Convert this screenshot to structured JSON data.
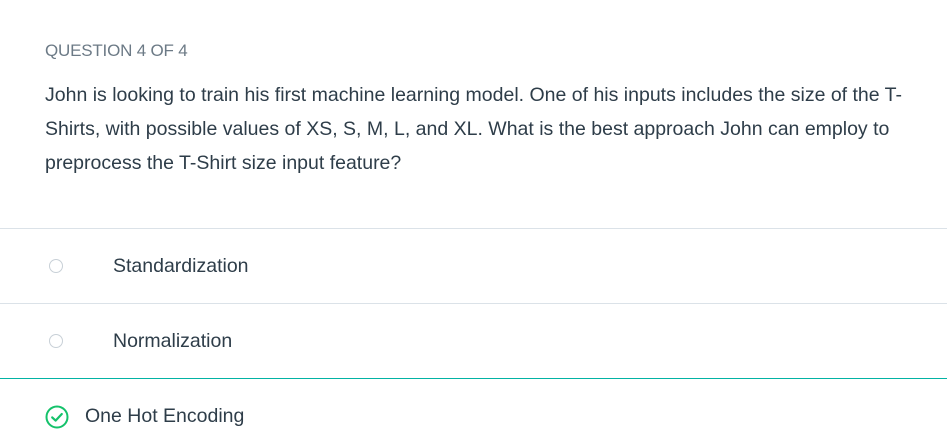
{
  "quiz": {
    "question_label": "QUESTION 4 OF 4",
    "question_text": "John is looking to train his first machine learning model. One of his inputs includes the size of the T-Shirts, with possible values of XS, S, M, L, and XL. What is the best approach John can employ to preprocess the T-Shirt size input feature?",
    "options": [
      {
        "label": "Standardization",
        "state": "unselected",
        "icon": "radio-empty-icon"
      },
      {
        "label": "Normalization",
        "state": "unselected",
        "icon": "radio-empty-icon"
      },
      {
        "label": "One Hot Encoding",
        "state": "correct",
        "icon": "check-circle-icon"
      }
    ]
  },
  "colors": {
    "text": "#2e3d49",
    "label_gray": "#6c7a86",
    "divider": "#dbe2e8",
    "correct_green": "#02b3a4",
    "check_green": "#15c26b"
  }
}
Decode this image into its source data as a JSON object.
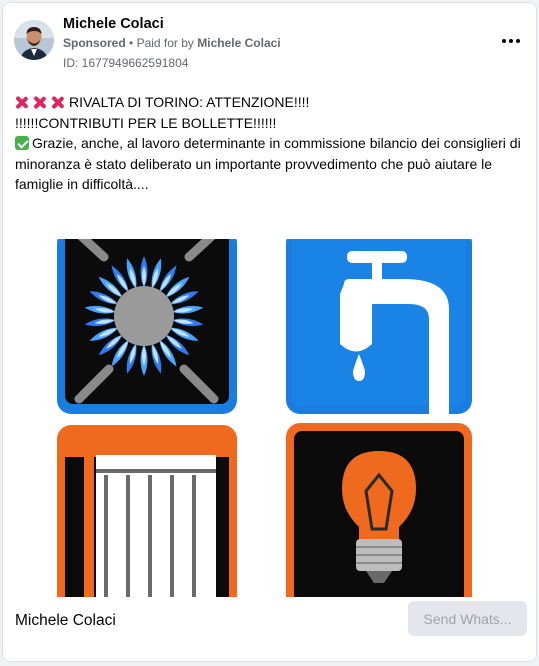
{
  "post": {
    "author": "Michele Colaci",
    "sponsored_label": "Sponsored",
    "separator": "•",
    "paid_for_prefix": "Paid for by",
    "paid_for_name": "Michele Colaci",
    "ad_id": "ID: 1677949662591804"
  },
  "body": {
    "line1": "RIVALTA DI TORINO: ATTENZIONE!!!!",
    "line2": "!!!!!!CONTRIBUTI PER LE BOLLETTE!!!!!!",
    "line3": "Grazie, anche, al lavoro determinante in commissione bilancio dei consiglieri di minoranza è stato deliberato un importante provvedimento che può aiutare le famiglie in difficoltà...."
  },
  "icons": {
    "avatar": "avatar-photo",
    "more": "more-horizontal-icon",
    "red_x": "red-x-icon",
    "check": "green-check-icon",
    "tiles": [
      "gas-burner-icon",
      "water-tap-icon",
      "radiator-icon",
      "light-bulb-icon"
    ]
  },
  "colors": {
    "blue_tile": "#1a7de0",
    "orange_tile": "#ef6a1e",
    "red_x": "#e0245e",
    "check": "#47b04b"
  },
  "footer": {
    "page_name": "Michele Colaci",
    "cta_label": "Send Whats..."
  }
}
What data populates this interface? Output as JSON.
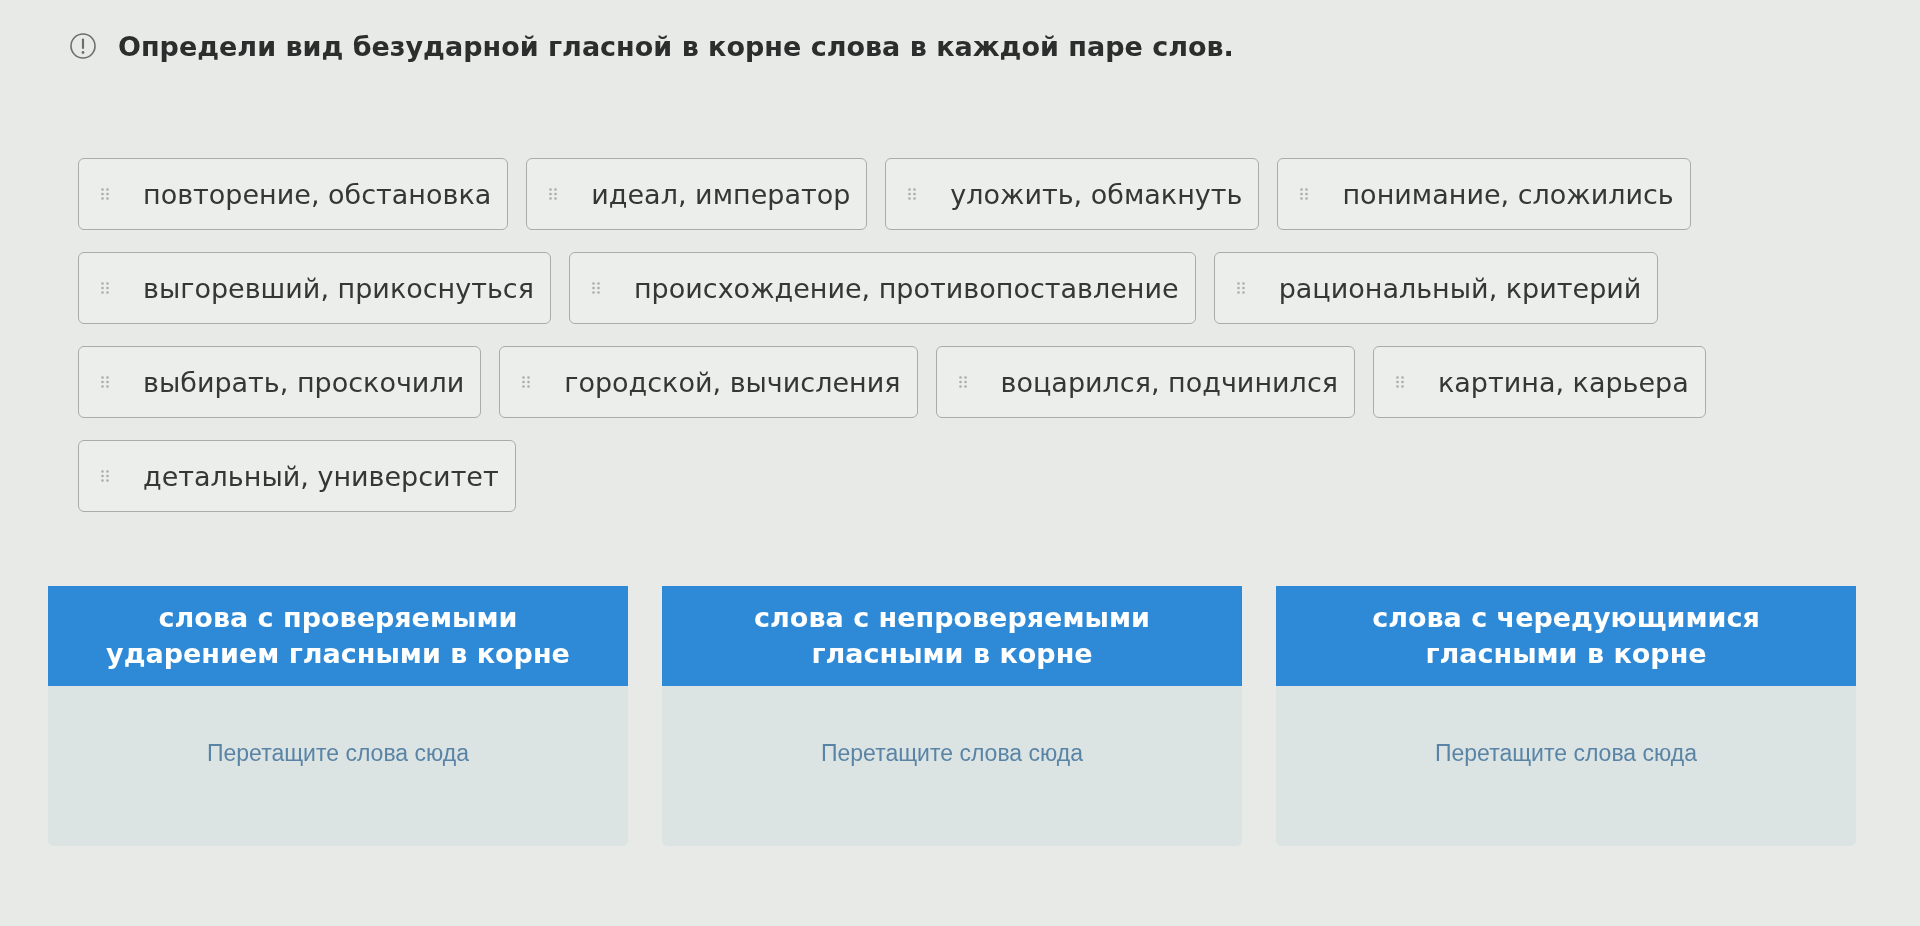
{
  "task": {
    "text": "Определи вид безударной гласной в корне слова в каждой паре слов."
  },
  "word_cards": [
    {
      "text": "повторение, обстановка"
    },
    {
      "text": "идеал, император"
    },
    {
      "text": "уложить, обмакнуть"
    },
    {
      "text": "понимание, сложились"
    },
    {
      "text": "выгоревший, прикоснуться"
    },
    {
      "text": "происхождение, противопоставление"
    },
    {
      "text": "рациональный, критерий"
    },
    {
      "text": "выбирать, проскочили"
    },
    {
      "text": "городской, вычисления"
    },
    {
      "text": "воцарился, подчинился"
    },
    {
      "text": "картина, карьера"
    },
    {
      "text": "детальный, университет"
    }
  ],
  "drop_zones": [
    {
      "title": "слова с проверяемыми ударением гласными в корне",
      "placeholder": "Перетащите слова сюда"
    },
    {
      "title": "слова с непроверяемыми гласными в корне",
      "placeholder": "Перетащите слова сюда"
    },
    {
      "title": "слова с чередующимися гласными в корне",
      "placeholder": "Перетащите слова сюда"
    }
  ]
}
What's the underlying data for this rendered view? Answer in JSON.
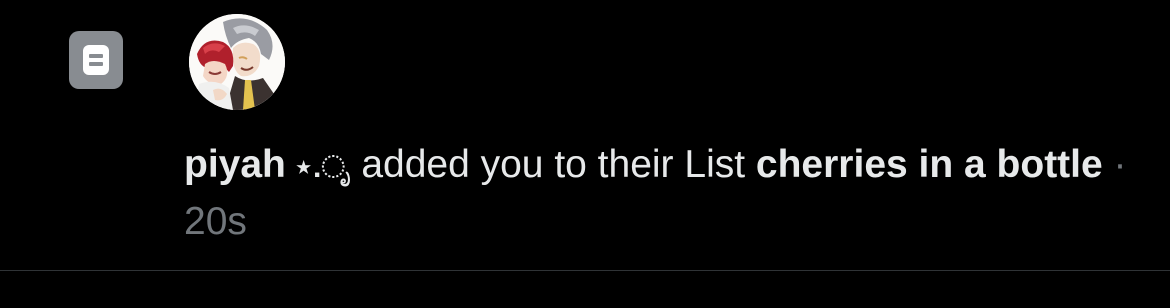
{
  "notification": {
    "icon": "list-icon",
    "avatar": "user-avatar",
    "user_name": "piyah",
    "user_name_emoji": " ⋆.ೃ",
    "action_text": " added you to their List ",
    "list_name": "cherries in a bottle",
    "separator": " · ",
    "timestamp": "20s"
  },
  "colors": {
    "background": "#000000",
    "text_primary": "#e7e9ea",
    "text_secondary": "#71767b",
    "icon_bg": "#888c91",
    "divider": "#2f3336"
  }
}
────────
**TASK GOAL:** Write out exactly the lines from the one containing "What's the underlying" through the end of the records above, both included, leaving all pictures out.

**THE COMPLETED TASK:**
What's the underlying data for this rendered view? Answer in JSON.
{
  "notification": {
    "icon": "list-icon",
    "avatar": "user-avatar",
    "user_name": "piyah",
    "user_name_emoji": " ⋆.ೃ",
    "action_text": " added you to their List ",
    "list_name": "cherries in a bottle",
    "separator": " · ",
    "timestamp": "20s"
  },
  "colors": {
    "background": "#000000",
    "text_primary": "#e7e9ea",
    "text_secondary": "#71767b",
    "icon_bg": "#888c91",
    "divider": "#2f3336"
  }
}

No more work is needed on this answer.